Under its first headmaster, W.B. Adams, Fleet Road Board School was an outstanding success, described by a contemporary journal as the finest elementary school in Europe.' This study explains the school's success using contemporary sources, and newspapers and the oral evidence of ex-pupils.
Educational Studies - "The book should be on the shelves of every education library and should form part of the reading of every aspiring headteacher."
History of Education Quarterly- "The book gives a fascinating insight into elementary schooling in late nineteenth-century England, and it deserves a wide readership."
Cambridge Journal of Education- "This is historical research at its best…Bill Marsden has succeeded in breathing life into an outstanding London board school…This is the very stuff of English social history"
Victorian Studies- " W.E. Marsden has done a very rare thing, written the history of a school- and not a grand school supported by a cast of distinguished alumni- which through his deft handling of its physical and social context, and its relation to the wider educational system within which it operated, is a gem of school biography throwing a flood of light on the whole late Victorian Board School system"
History of Education - " This study …evokes and evaluates in a discerning way an important episode in our educational history; it also sets new standards for the genre of school history, cleverly weaving together urban history and educational history with institutional history so as to vividly illuminate both the particular and the general…A handsome and well-illustrated volume which enhances the dignity of the subject"
Historical Studies in Educational - " Marsden has made good use of the extensive materials available to paint a vivid picture of every aspect of the school, not least teaching staff…He has written an important book which demonstrates in fascinating detail the manner in which a study of an individual school can illustrate the general history of a period"
The London Journal- " This is a most useful book. It adds to our understanding of the increasing complexity of the English social structure, it provides a detailed account of the curriculum and teaching methods to be found in this kind of school and, above all, it contains a wealth of material for the local historian. The analysis of the social and occupational structure of the school"s catchment area is excellent, the insights into the politics of education at local level are illuminating"
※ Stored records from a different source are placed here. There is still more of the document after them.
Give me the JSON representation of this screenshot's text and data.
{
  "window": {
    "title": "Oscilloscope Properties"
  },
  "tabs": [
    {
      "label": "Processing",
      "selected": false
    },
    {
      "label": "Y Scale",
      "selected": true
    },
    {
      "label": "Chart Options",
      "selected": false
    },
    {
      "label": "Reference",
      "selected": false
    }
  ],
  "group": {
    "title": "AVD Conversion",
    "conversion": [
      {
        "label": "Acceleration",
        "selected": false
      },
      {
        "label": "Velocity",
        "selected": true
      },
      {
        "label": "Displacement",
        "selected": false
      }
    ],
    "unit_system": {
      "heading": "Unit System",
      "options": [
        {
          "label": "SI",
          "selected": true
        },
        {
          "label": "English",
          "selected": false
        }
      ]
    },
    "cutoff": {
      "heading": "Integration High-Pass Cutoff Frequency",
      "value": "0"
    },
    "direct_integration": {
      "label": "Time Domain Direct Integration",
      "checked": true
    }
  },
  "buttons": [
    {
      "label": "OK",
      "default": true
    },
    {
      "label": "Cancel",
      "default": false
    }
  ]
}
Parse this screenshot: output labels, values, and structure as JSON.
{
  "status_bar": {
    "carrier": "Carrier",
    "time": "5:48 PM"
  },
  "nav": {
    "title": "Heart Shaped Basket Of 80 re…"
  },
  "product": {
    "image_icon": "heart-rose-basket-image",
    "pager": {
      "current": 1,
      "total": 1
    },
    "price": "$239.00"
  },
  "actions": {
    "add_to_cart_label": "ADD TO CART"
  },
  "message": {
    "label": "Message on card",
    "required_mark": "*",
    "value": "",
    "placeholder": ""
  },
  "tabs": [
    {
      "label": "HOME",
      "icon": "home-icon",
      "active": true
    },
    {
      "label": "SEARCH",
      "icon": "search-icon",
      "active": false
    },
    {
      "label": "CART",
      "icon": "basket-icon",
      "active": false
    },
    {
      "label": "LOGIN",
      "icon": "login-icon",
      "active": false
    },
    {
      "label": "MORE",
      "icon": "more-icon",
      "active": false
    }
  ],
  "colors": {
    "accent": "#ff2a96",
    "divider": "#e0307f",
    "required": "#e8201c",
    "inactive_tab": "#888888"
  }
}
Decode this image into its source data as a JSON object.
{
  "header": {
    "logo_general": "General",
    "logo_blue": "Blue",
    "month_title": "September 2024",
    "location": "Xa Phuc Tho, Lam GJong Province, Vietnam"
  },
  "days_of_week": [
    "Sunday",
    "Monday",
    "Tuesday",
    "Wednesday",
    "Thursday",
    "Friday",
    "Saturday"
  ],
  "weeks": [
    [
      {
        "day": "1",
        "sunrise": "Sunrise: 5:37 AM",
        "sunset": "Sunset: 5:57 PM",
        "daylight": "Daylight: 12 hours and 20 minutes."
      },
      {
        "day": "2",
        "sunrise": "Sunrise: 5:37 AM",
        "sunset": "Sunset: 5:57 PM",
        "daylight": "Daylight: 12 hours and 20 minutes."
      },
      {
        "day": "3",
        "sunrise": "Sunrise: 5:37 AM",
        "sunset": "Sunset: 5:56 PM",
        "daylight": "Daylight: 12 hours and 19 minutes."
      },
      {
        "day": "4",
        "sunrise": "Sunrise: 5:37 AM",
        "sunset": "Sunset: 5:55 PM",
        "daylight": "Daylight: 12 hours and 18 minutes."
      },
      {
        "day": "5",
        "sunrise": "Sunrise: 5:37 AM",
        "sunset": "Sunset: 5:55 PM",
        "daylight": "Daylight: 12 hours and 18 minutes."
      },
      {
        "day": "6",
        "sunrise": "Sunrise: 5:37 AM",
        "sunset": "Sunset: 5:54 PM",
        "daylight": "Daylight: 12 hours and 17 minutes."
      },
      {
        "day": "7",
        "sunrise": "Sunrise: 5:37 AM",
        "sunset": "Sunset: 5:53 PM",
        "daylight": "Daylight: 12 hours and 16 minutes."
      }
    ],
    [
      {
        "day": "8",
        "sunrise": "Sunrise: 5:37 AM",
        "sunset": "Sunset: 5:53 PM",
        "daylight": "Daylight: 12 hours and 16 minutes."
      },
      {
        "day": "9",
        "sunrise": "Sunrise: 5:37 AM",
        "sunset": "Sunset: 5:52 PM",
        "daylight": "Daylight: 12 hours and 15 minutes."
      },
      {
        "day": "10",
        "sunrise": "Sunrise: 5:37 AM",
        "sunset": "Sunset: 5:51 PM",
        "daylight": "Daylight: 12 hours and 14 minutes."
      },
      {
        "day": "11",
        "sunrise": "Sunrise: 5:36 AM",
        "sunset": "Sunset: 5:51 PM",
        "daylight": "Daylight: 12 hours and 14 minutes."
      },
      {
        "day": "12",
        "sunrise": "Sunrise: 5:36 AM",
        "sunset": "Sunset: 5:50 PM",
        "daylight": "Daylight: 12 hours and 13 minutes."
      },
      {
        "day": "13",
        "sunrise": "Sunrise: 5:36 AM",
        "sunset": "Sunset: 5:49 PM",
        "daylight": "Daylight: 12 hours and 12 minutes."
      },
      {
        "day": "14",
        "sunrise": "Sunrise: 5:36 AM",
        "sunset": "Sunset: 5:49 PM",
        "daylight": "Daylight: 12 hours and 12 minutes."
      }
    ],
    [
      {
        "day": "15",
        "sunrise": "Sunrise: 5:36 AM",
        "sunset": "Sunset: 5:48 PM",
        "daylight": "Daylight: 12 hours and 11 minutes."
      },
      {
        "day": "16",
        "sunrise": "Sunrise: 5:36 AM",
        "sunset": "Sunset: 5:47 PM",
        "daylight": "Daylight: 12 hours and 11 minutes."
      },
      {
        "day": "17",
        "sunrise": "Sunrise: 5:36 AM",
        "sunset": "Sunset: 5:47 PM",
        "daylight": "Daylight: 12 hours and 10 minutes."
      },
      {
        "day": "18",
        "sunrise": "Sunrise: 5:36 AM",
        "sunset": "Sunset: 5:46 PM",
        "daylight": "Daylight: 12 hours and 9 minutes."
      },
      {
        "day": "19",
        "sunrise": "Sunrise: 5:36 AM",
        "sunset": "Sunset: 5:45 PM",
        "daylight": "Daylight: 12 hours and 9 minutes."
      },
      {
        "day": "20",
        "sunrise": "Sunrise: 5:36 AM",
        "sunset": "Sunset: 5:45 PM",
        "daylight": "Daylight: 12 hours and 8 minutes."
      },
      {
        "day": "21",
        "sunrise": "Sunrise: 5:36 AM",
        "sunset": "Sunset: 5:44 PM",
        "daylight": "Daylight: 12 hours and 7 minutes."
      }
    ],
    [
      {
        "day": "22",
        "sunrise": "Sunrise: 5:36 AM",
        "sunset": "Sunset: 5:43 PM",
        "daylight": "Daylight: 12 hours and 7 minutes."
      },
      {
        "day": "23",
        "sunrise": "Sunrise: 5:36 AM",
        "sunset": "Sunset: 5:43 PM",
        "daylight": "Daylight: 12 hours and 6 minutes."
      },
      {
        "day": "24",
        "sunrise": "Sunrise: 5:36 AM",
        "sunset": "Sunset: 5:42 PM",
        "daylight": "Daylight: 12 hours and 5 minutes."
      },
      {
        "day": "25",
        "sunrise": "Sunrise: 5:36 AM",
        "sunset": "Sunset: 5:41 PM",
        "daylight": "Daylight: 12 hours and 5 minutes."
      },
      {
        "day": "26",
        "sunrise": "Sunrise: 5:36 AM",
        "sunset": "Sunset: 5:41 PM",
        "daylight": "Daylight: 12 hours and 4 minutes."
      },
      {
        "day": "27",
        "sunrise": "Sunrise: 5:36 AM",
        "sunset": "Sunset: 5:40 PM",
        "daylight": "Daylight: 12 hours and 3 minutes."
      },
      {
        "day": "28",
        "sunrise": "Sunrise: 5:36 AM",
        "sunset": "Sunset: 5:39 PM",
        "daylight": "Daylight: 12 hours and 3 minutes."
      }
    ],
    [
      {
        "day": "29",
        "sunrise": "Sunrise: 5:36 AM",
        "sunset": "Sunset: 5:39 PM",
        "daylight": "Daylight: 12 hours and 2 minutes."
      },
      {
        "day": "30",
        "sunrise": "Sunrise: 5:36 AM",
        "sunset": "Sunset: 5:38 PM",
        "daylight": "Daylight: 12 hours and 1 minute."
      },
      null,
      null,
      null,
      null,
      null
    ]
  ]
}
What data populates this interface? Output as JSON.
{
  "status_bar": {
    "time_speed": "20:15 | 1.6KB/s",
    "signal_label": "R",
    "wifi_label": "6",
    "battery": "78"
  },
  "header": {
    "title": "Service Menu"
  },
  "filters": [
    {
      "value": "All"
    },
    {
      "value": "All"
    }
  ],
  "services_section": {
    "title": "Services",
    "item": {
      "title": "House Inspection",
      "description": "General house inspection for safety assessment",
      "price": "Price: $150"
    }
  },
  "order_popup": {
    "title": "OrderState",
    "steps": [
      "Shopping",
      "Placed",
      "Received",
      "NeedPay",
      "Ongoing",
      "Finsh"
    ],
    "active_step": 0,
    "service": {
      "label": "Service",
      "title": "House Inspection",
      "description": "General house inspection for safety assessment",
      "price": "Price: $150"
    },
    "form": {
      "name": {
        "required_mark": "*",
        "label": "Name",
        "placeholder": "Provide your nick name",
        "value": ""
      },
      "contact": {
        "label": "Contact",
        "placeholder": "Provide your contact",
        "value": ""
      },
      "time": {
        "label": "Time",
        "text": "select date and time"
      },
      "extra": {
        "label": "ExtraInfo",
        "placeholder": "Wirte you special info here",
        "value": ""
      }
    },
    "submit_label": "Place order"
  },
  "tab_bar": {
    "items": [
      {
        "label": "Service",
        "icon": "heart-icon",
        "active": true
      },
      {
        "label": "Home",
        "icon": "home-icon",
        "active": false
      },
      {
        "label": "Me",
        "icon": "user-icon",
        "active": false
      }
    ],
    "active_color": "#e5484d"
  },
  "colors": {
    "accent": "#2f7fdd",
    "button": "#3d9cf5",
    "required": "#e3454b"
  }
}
Journal of Educational Administration and History- " This is abook all students of 19th-century elementary education should read